## Aim of the task
Examine each line of the data. Copy the line if it includes the word "value".

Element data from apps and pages

────────────────────────────────────────

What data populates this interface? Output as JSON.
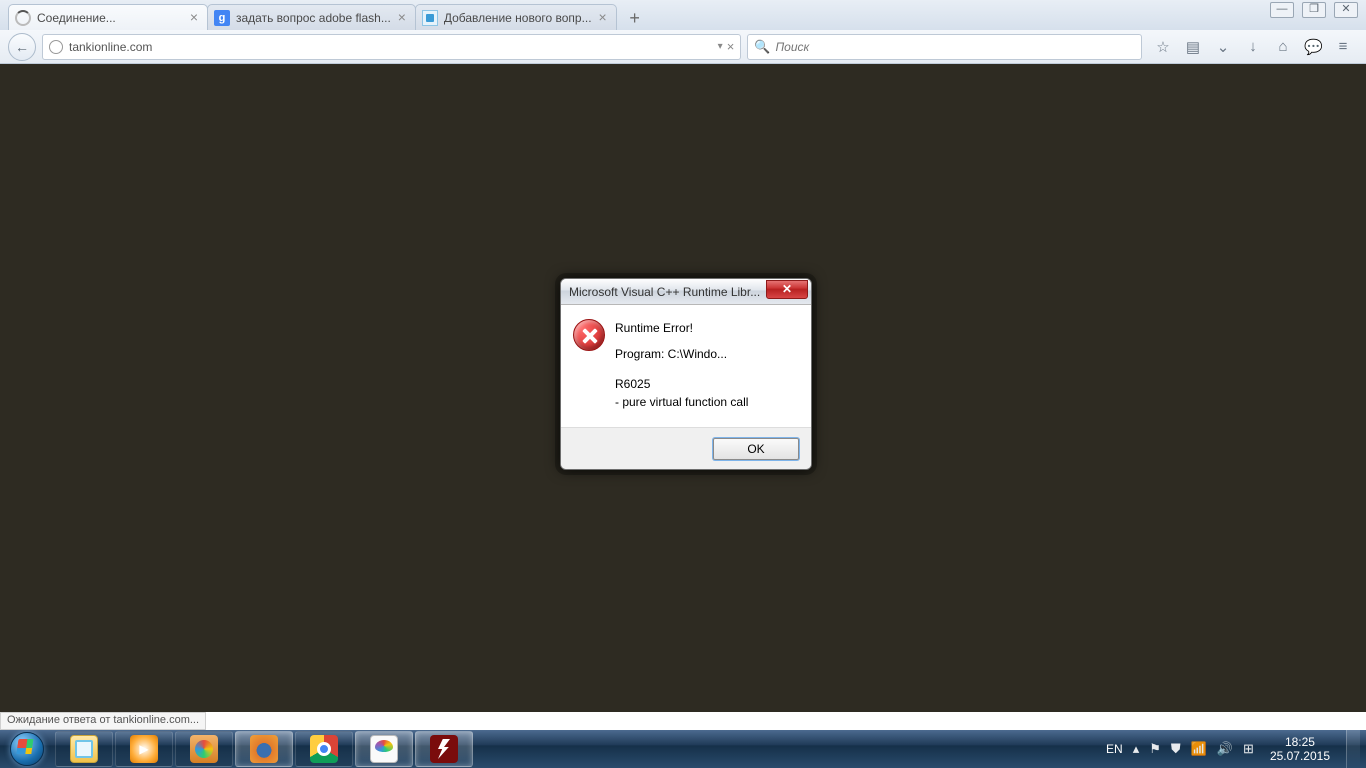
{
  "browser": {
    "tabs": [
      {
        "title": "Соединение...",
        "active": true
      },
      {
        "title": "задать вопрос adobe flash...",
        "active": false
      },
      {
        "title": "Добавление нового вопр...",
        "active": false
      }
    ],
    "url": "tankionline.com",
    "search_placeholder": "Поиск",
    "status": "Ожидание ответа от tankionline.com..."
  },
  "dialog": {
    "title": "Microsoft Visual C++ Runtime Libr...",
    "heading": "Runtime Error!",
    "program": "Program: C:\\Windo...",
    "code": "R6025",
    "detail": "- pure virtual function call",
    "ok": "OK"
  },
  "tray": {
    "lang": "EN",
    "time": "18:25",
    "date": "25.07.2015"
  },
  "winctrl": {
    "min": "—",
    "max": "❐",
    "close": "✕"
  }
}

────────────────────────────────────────

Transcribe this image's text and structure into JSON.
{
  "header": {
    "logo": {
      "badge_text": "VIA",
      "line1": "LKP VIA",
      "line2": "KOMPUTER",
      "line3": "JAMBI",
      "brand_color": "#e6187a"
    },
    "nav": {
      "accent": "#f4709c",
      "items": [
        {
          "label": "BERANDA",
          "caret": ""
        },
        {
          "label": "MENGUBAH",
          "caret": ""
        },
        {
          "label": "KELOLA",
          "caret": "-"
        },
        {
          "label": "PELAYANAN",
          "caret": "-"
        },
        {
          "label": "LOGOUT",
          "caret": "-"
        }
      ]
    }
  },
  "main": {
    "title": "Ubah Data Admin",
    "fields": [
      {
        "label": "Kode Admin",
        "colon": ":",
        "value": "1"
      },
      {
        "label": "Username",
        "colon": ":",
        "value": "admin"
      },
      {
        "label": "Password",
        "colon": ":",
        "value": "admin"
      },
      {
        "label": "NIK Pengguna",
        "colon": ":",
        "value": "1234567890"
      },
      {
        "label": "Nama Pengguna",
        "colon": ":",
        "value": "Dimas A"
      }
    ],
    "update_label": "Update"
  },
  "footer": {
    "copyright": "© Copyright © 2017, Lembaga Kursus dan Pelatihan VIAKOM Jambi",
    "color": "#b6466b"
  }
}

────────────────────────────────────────

## Answer to this task
        "value": "1"
        "value": "admin"
        "value": "admin"
        "value": "1234567890"
        "value": "Dimas A"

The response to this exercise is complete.